Psychic Nearly Destroys Family

Gazing into the crystal ball for profit is illegal in Philadelphia, but the city couldn't stop it. (Image credit: Linda Bucklin,

Many people go to psychics for a handful of typical reasons. They want to know if they will get their dream job soon, or make a big move, or end up with the hunky new guy who seems shy but might just be The One.

Most of the subjects are personal, minor, and relatively inconsequential. If the information seems valid, then the client is happy. If none of it comes true, then the subject just chalks it up to a bad reading and only loses a few bucks. No real harm done.

But what happens when the psychic lies to the client (or is wrong), telling her information that is not true about something with real-world consequences?

Consider the case of Colleen Leduc, a single mother of an autistic eleven-year-old girl in Barrie, Ontario. On May 30, she left her daughter Victoria at her elementary school. Leduc was soon called back to the school urgently, and confronted by the principal, Victoria's teacher, and a teacher's aide (educational assistant, or EA). Puzzled and alarmed, Leduc asked what was going on. The group told her that they believed that Victoria was being sexually abused. They had contacted the Children's Aid Society, a case file had been opened, and her daughter might be taken from her "for her own safety."

Leduc was shocked by the explanation: "The teacher looked at me and said: 'We have to tell you that Victoria's EA went to see a psychic and the psychic asked her if she works with a little girl with the initial V. When the EA said yes, the psychic said, 'Well, you need to know that this girl is being sexually abused by a man between the ages of 23 and 26.'" The EA reported it to the teacher, who then went to the principal, and so on.

Because Victoria is autistic, the child couldn't speak for herself about the alleged abuse. Leduc didn't believe the psychic's allegations, and said they could not be true since her daughter did not even come in contact with any men of those ages. Furthermore, Leduc could prove it: Because of Victoria's disability, Leduc had equipped her daughter with a GPS tracking system and a continuous audio recorder. A review of the audio proved that at no point was Victoria sexually abused in any way by anyone.

The case was eventually closed, but Leduc was stunned that it had gotten as far as it did based on such dubious evidence. The psychic has not been identified nor arrested for providing false report of a crime. (For more on this, see, a web site the tracks the damage done by psychics.)

If you believe that psychic information should be taken seriously, consider that at any time, you could suddenly be accused of anything from murder to rape to child molestation on nothing more than the word of someone who claims to get messages from supernatural sources.
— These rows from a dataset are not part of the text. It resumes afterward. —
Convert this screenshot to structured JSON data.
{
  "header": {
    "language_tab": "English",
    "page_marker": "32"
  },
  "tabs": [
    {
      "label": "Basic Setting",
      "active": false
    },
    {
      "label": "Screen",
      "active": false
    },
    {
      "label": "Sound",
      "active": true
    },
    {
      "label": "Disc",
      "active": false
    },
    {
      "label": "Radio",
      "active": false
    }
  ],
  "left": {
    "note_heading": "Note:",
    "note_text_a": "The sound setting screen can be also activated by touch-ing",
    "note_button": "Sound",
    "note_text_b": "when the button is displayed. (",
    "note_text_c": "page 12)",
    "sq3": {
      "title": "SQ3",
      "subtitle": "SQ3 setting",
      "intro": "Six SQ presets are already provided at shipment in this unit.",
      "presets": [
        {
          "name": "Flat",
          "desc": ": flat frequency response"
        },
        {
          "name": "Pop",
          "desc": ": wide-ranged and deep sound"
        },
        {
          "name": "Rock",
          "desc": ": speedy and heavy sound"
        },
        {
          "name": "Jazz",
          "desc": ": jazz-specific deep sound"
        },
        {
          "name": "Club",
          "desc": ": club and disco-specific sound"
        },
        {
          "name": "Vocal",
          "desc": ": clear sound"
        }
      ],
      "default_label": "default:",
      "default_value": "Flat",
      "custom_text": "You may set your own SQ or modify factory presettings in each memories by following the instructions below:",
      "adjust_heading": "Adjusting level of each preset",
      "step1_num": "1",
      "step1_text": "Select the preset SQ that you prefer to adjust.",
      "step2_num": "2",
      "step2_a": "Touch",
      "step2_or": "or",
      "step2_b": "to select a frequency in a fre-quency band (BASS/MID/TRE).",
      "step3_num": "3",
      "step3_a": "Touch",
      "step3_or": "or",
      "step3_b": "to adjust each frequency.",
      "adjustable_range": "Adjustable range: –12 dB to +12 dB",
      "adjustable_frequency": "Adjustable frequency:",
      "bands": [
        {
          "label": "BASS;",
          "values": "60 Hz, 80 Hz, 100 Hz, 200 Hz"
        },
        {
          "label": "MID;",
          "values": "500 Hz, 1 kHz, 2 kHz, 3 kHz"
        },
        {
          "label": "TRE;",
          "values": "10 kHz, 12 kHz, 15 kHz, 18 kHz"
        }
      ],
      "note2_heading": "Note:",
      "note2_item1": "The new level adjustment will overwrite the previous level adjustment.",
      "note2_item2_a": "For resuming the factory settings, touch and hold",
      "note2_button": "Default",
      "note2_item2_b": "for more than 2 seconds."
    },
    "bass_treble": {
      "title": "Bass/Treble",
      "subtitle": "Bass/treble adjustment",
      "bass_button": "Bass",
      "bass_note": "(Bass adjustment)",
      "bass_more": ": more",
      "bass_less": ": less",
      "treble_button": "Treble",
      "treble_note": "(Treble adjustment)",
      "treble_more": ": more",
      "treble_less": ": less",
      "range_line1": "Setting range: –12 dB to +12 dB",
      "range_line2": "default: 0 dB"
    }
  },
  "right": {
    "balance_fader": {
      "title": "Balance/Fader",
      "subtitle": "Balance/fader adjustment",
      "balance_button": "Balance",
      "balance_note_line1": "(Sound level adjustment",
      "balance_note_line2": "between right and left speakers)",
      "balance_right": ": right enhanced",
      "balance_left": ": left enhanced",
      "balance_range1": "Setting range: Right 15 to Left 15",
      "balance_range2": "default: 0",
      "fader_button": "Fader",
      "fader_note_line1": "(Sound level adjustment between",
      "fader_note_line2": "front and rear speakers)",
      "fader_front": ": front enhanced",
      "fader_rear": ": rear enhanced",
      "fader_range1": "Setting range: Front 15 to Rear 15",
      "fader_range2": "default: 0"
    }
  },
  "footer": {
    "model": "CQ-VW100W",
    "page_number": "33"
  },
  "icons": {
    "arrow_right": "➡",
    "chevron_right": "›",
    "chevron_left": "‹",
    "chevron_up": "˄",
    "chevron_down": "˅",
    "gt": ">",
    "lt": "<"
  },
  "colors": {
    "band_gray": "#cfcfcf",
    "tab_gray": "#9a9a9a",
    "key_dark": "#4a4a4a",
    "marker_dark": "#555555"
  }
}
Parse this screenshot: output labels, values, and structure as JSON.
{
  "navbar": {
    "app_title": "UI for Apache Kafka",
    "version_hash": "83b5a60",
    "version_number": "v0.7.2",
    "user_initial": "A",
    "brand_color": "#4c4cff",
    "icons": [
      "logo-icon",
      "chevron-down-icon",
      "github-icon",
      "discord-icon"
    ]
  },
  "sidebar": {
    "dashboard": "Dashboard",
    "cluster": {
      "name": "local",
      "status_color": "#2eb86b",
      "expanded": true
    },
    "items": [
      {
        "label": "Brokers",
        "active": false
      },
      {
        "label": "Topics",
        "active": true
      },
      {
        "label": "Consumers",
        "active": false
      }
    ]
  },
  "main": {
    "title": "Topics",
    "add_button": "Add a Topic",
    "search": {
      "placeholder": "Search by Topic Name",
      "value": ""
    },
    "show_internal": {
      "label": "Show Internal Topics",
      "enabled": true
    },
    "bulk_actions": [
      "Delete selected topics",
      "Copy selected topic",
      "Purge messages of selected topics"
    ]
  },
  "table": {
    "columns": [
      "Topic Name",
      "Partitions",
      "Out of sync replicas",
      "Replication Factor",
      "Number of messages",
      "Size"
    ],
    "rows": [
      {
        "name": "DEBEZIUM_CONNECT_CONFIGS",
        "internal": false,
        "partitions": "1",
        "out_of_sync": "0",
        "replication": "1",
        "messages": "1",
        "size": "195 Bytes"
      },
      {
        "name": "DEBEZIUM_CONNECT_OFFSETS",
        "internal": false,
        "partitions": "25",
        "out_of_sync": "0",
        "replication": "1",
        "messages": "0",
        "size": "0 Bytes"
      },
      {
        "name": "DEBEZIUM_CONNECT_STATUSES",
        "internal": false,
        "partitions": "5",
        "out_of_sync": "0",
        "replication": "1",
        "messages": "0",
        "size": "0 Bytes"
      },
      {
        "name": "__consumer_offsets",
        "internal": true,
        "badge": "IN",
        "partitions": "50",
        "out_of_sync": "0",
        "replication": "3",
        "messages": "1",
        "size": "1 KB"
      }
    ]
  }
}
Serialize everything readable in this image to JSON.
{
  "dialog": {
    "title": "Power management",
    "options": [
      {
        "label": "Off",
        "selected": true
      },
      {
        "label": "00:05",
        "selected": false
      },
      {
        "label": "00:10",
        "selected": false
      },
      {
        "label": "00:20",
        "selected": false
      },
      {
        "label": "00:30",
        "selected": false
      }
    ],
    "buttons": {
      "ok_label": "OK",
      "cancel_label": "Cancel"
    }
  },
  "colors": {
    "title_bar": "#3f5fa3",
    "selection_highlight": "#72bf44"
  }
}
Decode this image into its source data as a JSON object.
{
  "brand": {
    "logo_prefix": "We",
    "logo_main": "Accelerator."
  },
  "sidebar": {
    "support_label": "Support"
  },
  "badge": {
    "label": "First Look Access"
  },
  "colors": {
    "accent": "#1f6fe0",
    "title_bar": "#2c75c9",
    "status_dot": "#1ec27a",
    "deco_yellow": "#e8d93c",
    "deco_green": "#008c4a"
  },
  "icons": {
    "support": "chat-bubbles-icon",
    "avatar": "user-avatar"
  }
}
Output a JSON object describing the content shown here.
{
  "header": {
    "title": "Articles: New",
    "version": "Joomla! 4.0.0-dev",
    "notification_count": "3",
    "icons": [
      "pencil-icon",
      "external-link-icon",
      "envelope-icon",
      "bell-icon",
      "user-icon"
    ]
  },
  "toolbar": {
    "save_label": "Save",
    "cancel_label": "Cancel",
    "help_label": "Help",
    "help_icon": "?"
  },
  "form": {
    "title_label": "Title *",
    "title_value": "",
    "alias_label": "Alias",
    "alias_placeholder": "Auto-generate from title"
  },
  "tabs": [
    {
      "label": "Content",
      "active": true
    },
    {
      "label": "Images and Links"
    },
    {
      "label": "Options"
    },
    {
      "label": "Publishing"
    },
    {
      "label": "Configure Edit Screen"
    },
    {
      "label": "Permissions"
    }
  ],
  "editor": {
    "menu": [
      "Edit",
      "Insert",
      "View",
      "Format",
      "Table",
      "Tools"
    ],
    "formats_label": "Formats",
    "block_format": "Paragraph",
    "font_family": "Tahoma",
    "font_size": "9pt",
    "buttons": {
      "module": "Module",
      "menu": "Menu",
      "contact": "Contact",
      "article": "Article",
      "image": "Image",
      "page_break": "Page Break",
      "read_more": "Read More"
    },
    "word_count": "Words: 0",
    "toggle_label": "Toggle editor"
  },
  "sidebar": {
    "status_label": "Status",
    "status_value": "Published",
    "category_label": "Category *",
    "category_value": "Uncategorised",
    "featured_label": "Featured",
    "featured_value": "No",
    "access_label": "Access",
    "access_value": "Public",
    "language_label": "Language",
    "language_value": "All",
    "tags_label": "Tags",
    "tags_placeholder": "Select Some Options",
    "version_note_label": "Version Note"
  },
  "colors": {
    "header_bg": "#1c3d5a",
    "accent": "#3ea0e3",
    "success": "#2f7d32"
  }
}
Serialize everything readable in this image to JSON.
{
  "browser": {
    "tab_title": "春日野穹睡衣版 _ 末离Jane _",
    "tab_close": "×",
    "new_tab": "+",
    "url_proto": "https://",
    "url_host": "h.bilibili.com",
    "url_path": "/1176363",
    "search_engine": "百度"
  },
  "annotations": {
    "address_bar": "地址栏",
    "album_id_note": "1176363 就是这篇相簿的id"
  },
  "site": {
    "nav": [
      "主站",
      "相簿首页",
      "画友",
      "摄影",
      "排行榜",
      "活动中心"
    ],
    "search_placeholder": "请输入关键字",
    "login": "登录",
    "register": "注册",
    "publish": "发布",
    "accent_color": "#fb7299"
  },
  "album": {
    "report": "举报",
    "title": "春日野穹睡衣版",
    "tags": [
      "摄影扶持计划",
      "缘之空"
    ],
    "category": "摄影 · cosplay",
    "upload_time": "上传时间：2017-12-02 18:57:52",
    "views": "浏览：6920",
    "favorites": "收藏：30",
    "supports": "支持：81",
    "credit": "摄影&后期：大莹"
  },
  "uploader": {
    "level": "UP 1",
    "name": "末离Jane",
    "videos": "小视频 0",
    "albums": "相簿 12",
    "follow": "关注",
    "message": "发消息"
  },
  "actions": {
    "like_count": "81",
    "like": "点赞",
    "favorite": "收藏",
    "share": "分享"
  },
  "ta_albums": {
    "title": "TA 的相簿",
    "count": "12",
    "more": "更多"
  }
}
Psychic powers have never been proven to exist, much less provide reliable, valid information.

Some psychics are careful to claim that their readings are "for entertainment purposes only," tacitly admitting that their information should not be taken seriously. Most, however, are happy to do their work for paying clients and accept no responsibility for the truth of their information. If you consult psychics, the next time you meet with one, ask him or her to promise in writing that what they are telling you is true and accurate. I predict you won't get any takers. Ask yourself why they will take your money but not promise to give you the truth.

Benjamin Radford is managing editor of the Skeptical Inquirer science magazine, and he has investigated psychics and psychic powers for over a decade. His books can be found on his website.

Benjamin Radford
Live Science Contributor
Benjamin Radford is the Bad Science columnist for Live Science. He covers pseudoscience, psychology, urban legends and the science behind "unexplained" or mysterious phenomenon. Ben has a master's degree in education and a bachelor's degree in psychology. He is deputy editor of Skeptical Inquirer science magazine and has written, edited or contributed to more than 20 books, including "Scientific Paranormal Investigation: How to Solve Unexplained Mysteries," "Tracking the Chupacabra: The Vampire Beast in Fact, Fiction, and Folklore" and “Investigating Ghosts: The Scientific Search for Spirits,” out in fall 2017. His website is